GOAL OF THE EXERCISE: Among these entries, how many lines contain "this"? Say the number and nothing else.

- - - - - - -

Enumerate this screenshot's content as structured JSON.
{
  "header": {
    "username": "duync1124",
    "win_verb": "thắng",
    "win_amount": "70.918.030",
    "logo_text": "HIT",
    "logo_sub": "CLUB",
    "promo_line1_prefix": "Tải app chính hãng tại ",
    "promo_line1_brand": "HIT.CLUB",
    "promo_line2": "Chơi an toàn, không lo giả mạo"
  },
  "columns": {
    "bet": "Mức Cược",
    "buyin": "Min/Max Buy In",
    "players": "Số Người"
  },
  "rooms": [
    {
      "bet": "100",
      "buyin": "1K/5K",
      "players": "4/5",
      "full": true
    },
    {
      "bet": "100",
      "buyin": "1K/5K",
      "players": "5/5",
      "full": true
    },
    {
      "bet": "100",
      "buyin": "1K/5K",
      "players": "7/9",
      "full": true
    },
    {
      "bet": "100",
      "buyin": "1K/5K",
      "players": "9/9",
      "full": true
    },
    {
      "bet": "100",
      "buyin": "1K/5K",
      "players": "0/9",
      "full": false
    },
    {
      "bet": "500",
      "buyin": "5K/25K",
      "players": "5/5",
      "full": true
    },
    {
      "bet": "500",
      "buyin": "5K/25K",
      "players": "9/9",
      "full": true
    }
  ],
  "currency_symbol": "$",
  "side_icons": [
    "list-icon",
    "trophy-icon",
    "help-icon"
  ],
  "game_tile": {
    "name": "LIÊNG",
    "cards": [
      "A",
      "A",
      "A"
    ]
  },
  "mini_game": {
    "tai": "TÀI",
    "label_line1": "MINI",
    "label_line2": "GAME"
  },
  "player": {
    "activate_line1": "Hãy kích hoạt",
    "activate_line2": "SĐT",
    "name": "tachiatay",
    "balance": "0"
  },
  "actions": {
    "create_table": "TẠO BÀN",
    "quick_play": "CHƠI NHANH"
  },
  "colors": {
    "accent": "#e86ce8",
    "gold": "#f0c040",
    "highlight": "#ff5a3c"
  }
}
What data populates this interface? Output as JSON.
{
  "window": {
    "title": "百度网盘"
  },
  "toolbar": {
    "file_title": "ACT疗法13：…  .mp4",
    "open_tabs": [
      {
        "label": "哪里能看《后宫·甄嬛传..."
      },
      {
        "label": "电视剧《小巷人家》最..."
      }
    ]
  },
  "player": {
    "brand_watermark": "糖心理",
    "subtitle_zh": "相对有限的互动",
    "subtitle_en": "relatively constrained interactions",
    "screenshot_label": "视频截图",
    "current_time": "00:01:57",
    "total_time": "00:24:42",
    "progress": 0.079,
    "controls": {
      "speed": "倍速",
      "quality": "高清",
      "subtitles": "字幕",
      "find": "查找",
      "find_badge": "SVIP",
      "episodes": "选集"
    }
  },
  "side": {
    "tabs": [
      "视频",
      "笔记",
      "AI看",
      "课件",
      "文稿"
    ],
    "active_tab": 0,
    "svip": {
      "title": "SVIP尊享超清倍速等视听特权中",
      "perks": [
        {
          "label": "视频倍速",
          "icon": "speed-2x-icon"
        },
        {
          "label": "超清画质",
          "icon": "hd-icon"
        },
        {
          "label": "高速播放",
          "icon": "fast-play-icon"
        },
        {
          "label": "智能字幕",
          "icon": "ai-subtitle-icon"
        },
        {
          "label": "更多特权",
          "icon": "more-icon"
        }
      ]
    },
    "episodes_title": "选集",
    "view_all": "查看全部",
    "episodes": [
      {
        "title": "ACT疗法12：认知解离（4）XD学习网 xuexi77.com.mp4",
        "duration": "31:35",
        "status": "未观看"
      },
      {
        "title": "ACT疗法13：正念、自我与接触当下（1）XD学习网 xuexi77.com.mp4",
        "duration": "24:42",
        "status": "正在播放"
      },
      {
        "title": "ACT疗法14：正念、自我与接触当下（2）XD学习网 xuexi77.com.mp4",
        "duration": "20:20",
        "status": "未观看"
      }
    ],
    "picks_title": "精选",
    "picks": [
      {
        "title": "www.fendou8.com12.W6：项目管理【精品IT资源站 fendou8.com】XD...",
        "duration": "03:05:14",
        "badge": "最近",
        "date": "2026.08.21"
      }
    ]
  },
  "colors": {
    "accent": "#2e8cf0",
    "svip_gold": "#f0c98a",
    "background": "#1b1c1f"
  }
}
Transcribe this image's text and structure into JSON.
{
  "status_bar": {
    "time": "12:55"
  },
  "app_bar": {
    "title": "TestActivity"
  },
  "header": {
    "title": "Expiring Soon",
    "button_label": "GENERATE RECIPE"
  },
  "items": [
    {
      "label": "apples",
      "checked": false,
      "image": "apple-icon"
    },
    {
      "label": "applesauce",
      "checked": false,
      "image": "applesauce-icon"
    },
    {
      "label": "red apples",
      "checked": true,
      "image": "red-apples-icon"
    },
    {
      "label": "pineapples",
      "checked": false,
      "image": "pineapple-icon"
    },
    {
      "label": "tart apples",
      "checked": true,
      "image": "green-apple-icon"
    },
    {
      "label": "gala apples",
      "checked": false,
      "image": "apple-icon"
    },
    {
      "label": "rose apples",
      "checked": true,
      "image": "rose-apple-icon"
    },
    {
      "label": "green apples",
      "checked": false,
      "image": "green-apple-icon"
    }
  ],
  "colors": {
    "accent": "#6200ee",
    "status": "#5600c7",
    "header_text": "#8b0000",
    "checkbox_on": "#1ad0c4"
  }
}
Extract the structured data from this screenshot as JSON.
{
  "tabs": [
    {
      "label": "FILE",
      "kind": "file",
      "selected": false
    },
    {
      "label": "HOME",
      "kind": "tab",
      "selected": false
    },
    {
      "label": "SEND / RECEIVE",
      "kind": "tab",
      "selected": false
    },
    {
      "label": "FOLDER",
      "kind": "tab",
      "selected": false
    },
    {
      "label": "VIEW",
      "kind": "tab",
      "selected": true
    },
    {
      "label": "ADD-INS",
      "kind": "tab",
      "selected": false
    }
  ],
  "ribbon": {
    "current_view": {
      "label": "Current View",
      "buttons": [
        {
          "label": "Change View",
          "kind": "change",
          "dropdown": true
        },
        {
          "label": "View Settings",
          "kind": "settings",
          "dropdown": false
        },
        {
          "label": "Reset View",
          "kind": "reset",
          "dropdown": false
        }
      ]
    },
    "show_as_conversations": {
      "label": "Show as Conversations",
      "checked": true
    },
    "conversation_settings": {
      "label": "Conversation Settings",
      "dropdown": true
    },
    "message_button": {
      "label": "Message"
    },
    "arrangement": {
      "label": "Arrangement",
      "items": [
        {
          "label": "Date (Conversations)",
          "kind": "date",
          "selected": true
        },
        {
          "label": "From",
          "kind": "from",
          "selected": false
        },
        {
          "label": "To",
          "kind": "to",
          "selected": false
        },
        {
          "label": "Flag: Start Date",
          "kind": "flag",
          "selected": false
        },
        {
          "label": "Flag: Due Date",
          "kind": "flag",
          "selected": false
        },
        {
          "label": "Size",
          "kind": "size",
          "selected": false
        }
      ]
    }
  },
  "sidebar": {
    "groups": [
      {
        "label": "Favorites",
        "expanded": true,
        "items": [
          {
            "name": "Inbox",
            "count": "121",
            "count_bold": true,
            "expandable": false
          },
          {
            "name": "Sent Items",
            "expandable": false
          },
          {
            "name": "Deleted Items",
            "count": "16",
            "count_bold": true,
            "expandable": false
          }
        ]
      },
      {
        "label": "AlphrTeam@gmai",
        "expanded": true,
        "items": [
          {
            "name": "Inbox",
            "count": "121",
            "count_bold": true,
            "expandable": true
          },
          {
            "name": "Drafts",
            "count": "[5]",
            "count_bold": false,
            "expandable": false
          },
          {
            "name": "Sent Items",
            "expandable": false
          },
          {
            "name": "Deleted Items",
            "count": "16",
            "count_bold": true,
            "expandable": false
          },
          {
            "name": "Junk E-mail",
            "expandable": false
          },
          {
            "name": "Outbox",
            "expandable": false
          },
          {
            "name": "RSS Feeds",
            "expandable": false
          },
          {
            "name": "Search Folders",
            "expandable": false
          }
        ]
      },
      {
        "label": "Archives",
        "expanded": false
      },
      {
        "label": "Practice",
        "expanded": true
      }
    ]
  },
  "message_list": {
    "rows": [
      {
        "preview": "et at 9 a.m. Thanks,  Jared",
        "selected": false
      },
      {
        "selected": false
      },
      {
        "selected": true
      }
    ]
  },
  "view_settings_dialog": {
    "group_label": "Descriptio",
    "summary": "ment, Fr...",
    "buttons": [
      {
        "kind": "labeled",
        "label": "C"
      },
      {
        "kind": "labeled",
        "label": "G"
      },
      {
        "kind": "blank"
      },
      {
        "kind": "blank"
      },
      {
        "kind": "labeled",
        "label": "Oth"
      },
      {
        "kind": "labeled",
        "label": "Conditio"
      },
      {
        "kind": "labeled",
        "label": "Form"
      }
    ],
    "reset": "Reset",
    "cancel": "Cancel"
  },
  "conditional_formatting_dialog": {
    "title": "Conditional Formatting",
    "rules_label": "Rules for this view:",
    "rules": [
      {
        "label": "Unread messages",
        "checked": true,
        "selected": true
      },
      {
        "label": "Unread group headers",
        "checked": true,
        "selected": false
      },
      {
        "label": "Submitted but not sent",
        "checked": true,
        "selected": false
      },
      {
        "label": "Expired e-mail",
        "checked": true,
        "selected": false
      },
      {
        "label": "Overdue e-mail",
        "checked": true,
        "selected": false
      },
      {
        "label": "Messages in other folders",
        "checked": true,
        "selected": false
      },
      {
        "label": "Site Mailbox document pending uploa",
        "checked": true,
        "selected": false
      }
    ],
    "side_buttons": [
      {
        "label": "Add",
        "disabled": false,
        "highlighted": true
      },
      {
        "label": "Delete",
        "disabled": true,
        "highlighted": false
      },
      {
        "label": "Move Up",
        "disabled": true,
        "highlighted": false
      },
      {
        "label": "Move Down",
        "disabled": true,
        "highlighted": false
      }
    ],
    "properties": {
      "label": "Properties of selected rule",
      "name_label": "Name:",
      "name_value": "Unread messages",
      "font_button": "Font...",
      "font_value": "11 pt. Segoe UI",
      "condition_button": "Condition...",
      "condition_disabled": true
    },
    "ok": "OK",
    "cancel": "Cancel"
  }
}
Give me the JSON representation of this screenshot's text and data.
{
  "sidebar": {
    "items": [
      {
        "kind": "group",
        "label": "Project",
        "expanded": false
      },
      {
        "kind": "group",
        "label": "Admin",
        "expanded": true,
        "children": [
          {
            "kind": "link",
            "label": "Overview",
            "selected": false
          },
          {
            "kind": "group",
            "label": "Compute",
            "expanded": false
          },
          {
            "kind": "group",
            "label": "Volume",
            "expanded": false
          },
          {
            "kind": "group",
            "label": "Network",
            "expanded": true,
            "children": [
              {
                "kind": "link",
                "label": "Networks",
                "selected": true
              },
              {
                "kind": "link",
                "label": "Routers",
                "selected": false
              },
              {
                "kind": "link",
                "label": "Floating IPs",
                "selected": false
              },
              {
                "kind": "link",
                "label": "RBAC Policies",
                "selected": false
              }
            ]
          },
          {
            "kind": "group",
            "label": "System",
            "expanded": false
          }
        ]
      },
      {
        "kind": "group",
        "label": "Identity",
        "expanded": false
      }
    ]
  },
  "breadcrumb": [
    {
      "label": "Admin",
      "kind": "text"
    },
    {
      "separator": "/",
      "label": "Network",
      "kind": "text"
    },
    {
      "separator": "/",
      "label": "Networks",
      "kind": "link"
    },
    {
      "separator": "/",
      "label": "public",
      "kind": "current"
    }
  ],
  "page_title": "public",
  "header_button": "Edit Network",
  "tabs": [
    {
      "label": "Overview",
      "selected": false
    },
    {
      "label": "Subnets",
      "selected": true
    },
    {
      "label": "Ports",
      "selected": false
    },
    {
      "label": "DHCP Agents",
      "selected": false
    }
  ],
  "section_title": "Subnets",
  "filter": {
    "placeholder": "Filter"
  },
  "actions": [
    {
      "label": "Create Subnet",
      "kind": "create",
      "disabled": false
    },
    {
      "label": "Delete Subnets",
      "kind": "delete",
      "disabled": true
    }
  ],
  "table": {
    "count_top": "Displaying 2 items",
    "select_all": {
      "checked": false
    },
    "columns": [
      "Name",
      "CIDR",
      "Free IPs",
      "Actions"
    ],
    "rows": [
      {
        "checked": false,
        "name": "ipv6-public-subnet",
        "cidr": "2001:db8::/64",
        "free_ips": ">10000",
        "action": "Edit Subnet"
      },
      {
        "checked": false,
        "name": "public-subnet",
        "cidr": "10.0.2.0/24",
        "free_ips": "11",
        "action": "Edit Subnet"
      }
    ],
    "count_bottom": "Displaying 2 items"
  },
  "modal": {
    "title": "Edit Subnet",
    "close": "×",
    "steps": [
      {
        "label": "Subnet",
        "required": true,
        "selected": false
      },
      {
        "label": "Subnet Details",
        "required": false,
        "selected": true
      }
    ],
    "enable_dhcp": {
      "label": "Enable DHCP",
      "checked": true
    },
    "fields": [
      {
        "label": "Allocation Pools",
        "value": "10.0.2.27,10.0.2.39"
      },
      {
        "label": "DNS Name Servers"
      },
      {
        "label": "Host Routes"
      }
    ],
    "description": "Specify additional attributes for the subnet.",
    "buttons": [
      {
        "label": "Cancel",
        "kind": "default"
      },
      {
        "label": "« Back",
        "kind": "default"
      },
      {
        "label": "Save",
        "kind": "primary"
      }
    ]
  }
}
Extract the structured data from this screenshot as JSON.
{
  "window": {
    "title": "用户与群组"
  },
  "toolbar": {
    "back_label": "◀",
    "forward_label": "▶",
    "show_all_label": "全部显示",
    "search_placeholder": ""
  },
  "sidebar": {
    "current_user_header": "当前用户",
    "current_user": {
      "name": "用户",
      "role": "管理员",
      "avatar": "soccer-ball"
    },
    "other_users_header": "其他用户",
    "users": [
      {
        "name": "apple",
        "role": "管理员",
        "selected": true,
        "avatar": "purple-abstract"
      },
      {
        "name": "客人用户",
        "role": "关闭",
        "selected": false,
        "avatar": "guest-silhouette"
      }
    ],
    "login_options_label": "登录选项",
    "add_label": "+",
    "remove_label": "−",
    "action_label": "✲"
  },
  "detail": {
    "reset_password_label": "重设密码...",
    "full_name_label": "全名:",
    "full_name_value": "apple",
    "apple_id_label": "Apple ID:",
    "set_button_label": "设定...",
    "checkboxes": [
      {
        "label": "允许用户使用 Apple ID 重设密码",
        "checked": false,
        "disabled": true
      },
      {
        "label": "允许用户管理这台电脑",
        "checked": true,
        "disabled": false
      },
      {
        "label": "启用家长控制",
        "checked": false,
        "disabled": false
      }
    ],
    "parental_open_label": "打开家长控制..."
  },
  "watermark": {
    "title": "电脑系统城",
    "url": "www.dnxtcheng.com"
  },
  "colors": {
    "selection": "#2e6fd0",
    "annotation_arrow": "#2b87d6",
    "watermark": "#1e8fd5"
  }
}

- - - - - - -

EXERCISE ANSWER: 7